Posted by: Chris Barylick
Date: Tuesday, February 21st, 2012, 07:10
Category: Rumor, Software
If you’re not totally enthralled with iCloud at all times, Microsoft is working to ensure that there are options.
Per Germind, Microsoft is readying a significant update to SkyDrive in Windows 8, and reportedly leaked screenshots of the revamped file syncing and cloud storage service show that a Mac OS X client could be poised to compete with Apple’s iCloud.
Also of note are paid storage options that can be purchased in 20GB, 50GB or 100GB flavors for approximately US$10, US$25 or US$50 per year, respectively.
The extra space will supplement the already copious 25GB in free storage offered by SkyDrive. In comparison, iCloud only offers 5GB of free cloud storage, however Apple’s system does not count Photo Stream, iTunes’ media, apps and iBooks against the limit.
According to Microsoft’s blog, the Metro-style cloud-based Windows 8 app will share characteristics with Dropbox in that users can sync and backup certain files automatically, though SkyDrive goes further and allows limited remote access to files not synced to the cloud. Maximum file size for remote file fetching is pegged at 2GB.
Additional shots have also leaked through liveside.net that showed SkyDrive would support file sharing through social networks like Twitter and Facebook, BitLocker recovery keys, OpenDocument files from Office Web Apps and URL shortening.
iCloud’s current file-syncing implementation is aimed mainly at iOS users who can backup device profiles and data to the cloud. Apple’s free service does support certain automatic syncing to OS X programs such as Photo Stream and a clunky Pages document syncing procedure, but the process is not as smooth as other third-party solutions.

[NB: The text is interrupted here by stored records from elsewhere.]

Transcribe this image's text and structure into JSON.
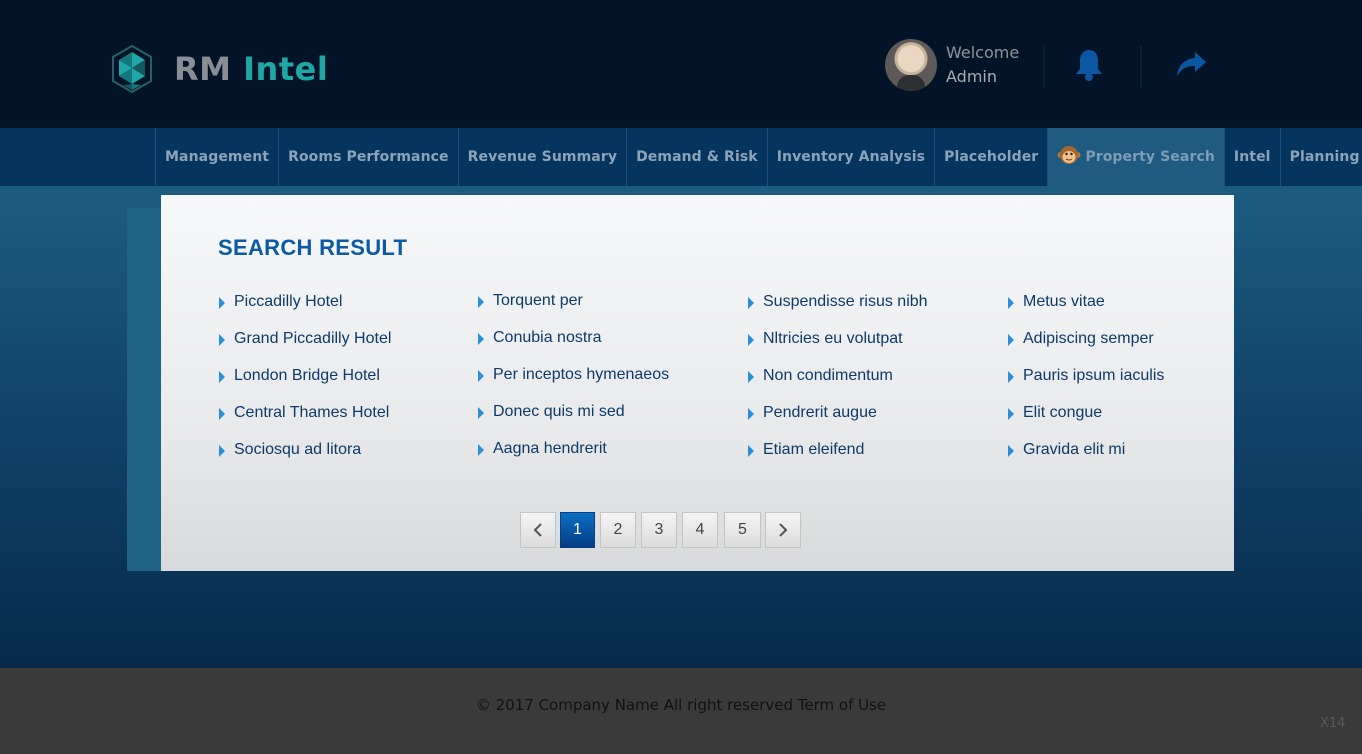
{
  "header": {
    "logo": {
      "rm": "RM",
      "intel": "Intel"
    },
    "welcome": "Welcome",
    "user": "Admin",
    "icons": [
      "logo-hexagon-icon",
      "avatar",
      "bell-icon",
      "share-arrow-icon"
    ]
  },
  "nav": {
    "items": [
      {
        "label": "Management"
      },
      {
        "label": "Rooms Performance"
      },
      {
        "label": "Revenue Summary"
      },
      {
        "label": "Demand & Risk"
      },
      {
        "label": "Inventory Analysis"
      },
      {
        "label": "Placeholder"
      },
      {
        "label": "Property Search",
        "active": true,
        "icon": "monkey-icon"
      },
      {
        "label": "Intel"
      },
      {
        "label": "Planning"
      }
    ]
  },
  "search": {
    "title": "SEARCH RESULT",
    "columns": [
      [
        "Piccadilly Hotel",
        "Grand Piccadilly Hotel",
        "London Bridge Hotel",
        "Central Thames Hotel",
        "Sociosqu ad litora"
      ],
      [
        "Torquent per",
        "Conubia nostra",
        "Per inceptos hymenaeos",
        "Donec quis mi sed",
        "Aagna hendrerit"
      ],
      [
        "Suspendisse risus nibh",
        "Nltricies eu volutpat",
        "Non condimentum",
        "Pendrerit augue",
        "Etiam eleifend"
      ],
      [
        "Metus vitae",
        "Adipiscing semper",
        "Pauris ipsum iaculis",
        "Elit congue",
        "Gravida elit mi"
      ]
    ]
  },
  "pagination": {
    "pages": [
      "1",
      "2",
      "3",
      "4",
      "5"
    ],
    "current": "1",
    "prev_icon": "chevron-left-icon",
    "next_icon": "chevron-right-icon"
  },
  "footer": {
    "text": "© 2017 Company Name  All right reserved  Term of Use",
    "code": "X14"
  },
  "colors": {
    "header_bg": "#041428",
    "nav_bg": "#05355f",
    "accent_title": "#0b5aa5",
    "active_page": "#0a5fae",
    "logo_teal": "#1fa7a5"
  }
}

This situation could change when OS X 10.8 Mountain Lion is released this summer as many iOS features like Notification Center and iMessage will be ported to the desktop operating system, though no official word has been given regarding iCloud upgrades.
Apple has invested heavily in iCloud, and the service which was introduced alongside iOS 5 could be getting more features, as previous reports that the company offered to buy Dropbox in a failed nine figure deal point to a definite interest in automatic file storage and syncing.
The SkyDrive update is set to launch later this year with support for Windows Vista, Windows 7, and Windows 8 already announced.
It remains to be seen which Windows 8 SkyDrive features will be implemented in the rumored Mac client, if any, and to what extent the service will affect iCloud.
Stay tuned for additional details as they become available.